This image exists in my film almost in the very middle. Without it this film could be born. (I always prefer not to say what that image is) Really I never beleived in such a kind of stories and looked at them like special tales for press and public but I didn’t beleive till the moment it happened to me. And it has nothing to do with the old Soviet Union as it seems to me. But, of course, I am the old Soviet Union’s boy.I cannot probably to get rid of this feeling.
BD: What was it like making the short in terms of design and animation?
KB: As a rule in my films I was making all art design work myself. But this time I felt that I need other artist. It’s difficult to explain why. I just felt that if I will try to do it myself again (and I tried for a moment) the noses of people will be the same like in my previous film. And immediately I thought about one of me very well known artist Roman Sokolov, who is a comic book artist. The most difficult thing was to persuade him to work with just because he was very busy at that moment. But the design of this film is far away from real simplicity, which I had made in my previous film, Lavatory – Lovestory (Oscar-nominated in 2009). In that film almost there was no color and it was drawn just by black and white line like a simple cartoon for a newspaper.
BD: What was the biggest challenge?
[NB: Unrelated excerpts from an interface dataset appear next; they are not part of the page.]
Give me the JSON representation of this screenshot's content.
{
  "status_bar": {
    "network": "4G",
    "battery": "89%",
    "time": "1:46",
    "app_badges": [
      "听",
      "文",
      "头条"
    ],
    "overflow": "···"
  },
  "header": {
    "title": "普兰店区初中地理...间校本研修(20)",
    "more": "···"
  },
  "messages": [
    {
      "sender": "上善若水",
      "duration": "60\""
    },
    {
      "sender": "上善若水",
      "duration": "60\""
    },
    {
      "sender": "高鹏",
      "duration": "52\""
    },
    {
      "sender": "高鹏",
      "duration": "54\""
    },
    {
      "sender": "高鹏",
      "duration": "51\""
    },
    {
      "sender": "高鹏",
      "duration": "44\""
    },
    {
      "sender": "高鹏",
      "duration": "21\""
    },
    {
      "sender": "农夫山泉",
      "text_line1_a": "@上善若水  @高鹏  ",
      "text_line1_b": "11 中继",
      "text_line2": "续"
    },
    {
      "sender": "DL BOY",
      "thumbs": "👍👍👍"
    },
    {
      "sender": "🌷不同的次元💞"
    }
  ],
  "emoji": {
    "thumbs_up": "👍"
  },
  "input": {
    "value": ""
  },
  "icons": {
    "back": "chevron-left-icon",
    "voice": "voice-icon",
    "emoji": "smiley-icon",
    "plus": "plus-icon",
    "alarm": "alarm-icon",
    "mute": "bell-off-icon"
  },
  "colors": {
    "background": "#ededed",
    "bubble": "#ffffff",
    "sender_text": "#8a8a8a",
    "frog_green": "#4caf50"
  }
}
KB: To find the most precise construction of the story. Its composition – the way how it will be told step by step before audience. It took three years of making it for me. Totally, I spent 4-5 years of my life for production of this 15-minute film. I am a very slow thinking, stupid guy, you know.